Some say the love between mamma and babe is unmatchable. And it is powerful for sure. Wrapped up in a mamma’s love are three forms of love from the Greek: Agape, Ludus, and Pragma. We know agape as unconditional love. CS Lewis called it the highest form of Christian love. It’s our number one commission: lead in love. Love others more than self. Love God. All without condition. All more than yourself. This is no small task when we consider we are a whole lot of human.
A Ludus sort of love is playful. With spouse or child, this component might be the first that fizzles and makes the heaviness outweigh the Ludus. It takes a mindful effort to keep it in place.
Pragma love is the sort that is long-lasting. Marriages that stand the test of time (or rather that stand the test of choosing to prefer a spouse over self) know pragma love. It’s a heart condition of healthy compromise and focusing more on giving over the endless ticker tape of “What’s in it for me?”
Are these first three present in your marriage already? Not perfectly, of course they won’t be there perfectly because for now, only God loves perfectly. But it’s good to ask ourselves this question regularly. What about the rest of the forms of love?
Specific to marriage, are the other three, making it three times harder to include and maybe three times more likely to fail. Thankfully we aren’t standing our ground alone. God wants this to work. It’s a supernatural win for the Kingdom that Satan could never mimic. He also has to be asked in before he can destroy it. We have a hand in this.

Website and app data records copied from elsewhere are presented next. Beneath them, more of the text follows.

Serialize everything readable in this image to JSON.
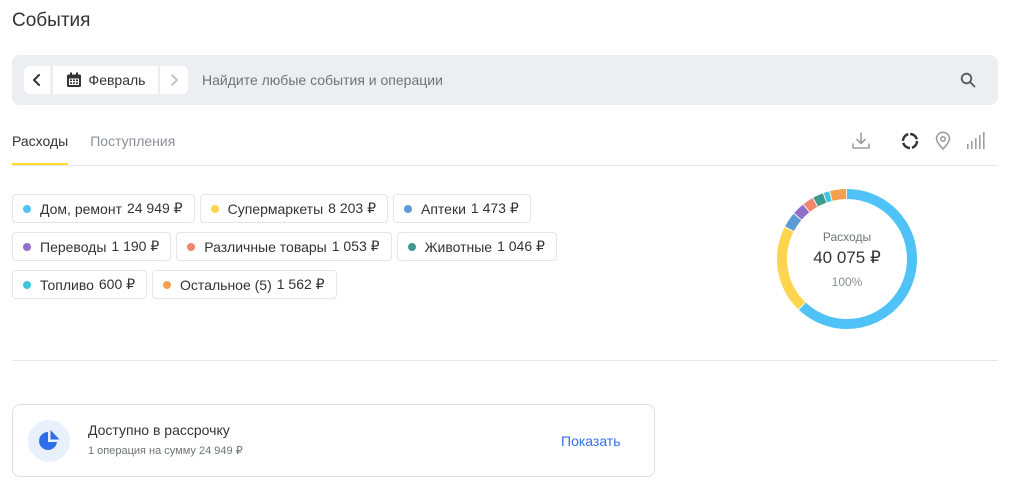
{
  "page": {
    "title": "События"
  },
  "search": {
    "month": "Февраль",
    "placeholder": "Найдите любые события и операции"
  },
  "tabs": [
    {
      "label": "Расходы",
      "active": true
    },
    {
      "label": "Поступления",
      "active": false
    }
  ],
  "toolbar_icons": [
    "download-icon",
    "donut-chart-icon",
    "map-pin-icon",
    "bar-chart-icon"
  ],
  "categories": [
    {
      "label": "Дом, ремонт",
      "amount": "24 949 ₽",
      "color": "#4fc3f7"
    },
    {
      "label": "Супермаркеты",
      "amount": "8 203 ₽",
      "color": "#ffd54f"
    },
    {
      "label": "Аптеки",
      "amount": "1 473 ₽",
      "color": "#5c9bd6"
    },
    {
      "label": "Переводы",
      "amount": "1 190 ₽",
      "color": "#8e6fc9"
    },
    {
      "label": "Различные товары",
      "amount": "1 053 ₽",
      "color": "#f0876a"
    },
    {
      "label": "Животные",
      "amount": "1 046 ₽",
      "color": "#3f9a8e"
    },
    {
      "label": "Топливо",
      "amount": "600 ₽",
      "color": "#40c4dc"
    },
    {
      "label": "Остальное (5)",
      "amount": "1 562 ₽",
      "color": "#f4a04e"
    }
  ],
  "chart_data": {
    "type": "pie",
    "categories": [
      "Дом, ремонт",
      "Супермаркеты",
      "Аптеки",
      "Переводы",
      "Различные товары",
      "Животные",
      "Топливо",
      "Остальное (5)"
    ],
    "values": [
      24949,
      8203,
      1473,
      1190,
      1053,
      1046,
      600,
      1562
    ],
    "colors": [
      "#4fc3f7",
      "#ffd54f",
      "#5c9bd6",
      "#8e6fc9",
      "#f0876a",
      "#3f9a8e",
      "#40c4dc",
      "#f4a04e"
    ],
    "center_label": "Расходы",
    "total": "40 075 ₽",
    "percent": "100%"
  },
  "installment": {
    "title": "Доступно в рассрочку",
    "subtitle": "1 операция на сумму 24 949 ₽",
    "action": "Показать"
  }
}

Philautia is sometimes called selfish love, but that’s just the negative side of it. The side we hear in the promise is that God trades these ashes in for beauty. We learn to see ourselves as lovable so we are more capable of loving others well. The love we believe we are worth is the love we pay out to others. If it’s small or non-existent, then our love for others will be the same.
Philia is the kind of love that fights for the other one. Like. Literally. Fights for the other. It means “friendship” but it’s feisty friendship. A “Don’t you dare mess with my man or I am likely to cut you” kind of friendship. There’s a chance I have too much of this, but we each have our struggles.
And of course, there’s Eros. It’s physical love wrapped up in a spiritual tie that will never sever. Some people call it a soul tie. The Greeks viewed this love as powerful but almost negatively as it was the sort of love that makes a person lose their right minds and be irrational in their level of need for the other person. And this whole time I thought it was just Handsome’s uniform that made me twitter pated.
But nope. It’s God’s plan. It’s his creation in marriage that we should want and strive and work to show all six types of love. It’s a fight and it’s my whole self fully devoted to his whole self in love. Mind, body, and soul- these are the parts of us we are supposed to love our spouse with.
I want to be better at this. Not for one second do I ever want my husband to wonder, “does she really love me?” I want his most secure spaces to be in our marriage. When everything else feels as if it’s going wrong, I want him to know this place, right here, is safe. In loving him this fully, my heart’s desire is that he turns around and pours some of this out to our children and the people in his life. It’s the best way we can honor our men and spit a little right in the devil’s eye.